Stored data

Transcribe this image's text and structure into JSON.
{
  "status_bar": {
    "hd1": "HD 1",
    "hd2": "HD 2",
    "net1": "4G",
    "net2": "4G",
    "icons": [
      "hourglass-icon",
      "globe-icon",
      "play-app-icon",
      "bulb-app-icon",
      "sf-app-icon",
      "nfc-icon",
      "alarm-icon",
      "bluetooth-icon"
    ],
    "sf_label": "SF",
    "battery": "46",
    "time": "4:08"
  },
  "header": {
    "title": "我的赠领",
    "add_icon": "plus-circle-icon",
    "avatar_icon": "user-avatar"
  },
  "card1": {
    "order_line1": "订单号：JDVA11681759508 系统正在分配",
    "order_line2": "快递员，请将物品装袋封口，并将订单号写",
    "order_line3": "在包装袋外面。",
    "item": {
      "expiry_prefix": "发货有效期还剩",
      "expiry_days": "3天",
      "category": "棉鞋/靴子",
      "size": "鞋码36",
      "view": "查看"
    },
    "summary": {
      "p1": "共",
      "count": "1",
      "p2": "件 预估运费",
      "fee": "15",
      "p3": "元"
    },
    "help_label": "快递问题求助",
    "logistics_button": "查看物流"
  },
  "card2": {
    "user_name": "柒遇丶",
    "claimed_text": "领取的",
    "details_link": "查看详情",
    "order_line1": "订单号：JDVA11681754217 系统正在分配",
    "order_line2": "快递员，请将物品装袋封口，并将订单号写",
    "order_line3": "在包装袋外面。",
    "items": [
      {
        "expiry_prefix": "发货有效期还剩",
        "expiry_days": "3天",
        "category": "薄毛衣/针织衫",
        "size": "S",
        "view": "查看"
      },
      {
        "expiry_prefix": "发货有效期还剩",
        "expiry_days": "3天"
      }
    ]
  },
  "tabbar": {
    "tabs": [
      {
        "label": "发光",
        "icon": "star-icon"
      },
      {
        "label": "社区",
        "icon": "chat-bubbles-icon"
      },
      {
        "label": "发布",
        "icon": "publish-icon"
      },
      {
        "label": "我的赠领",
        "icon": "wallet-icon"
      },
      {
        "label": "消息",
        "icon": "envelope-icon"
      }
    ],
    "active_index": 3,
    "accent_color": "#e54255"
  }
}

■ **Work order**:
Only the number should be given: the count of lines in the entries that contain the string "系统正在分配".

■ **Your response**:
2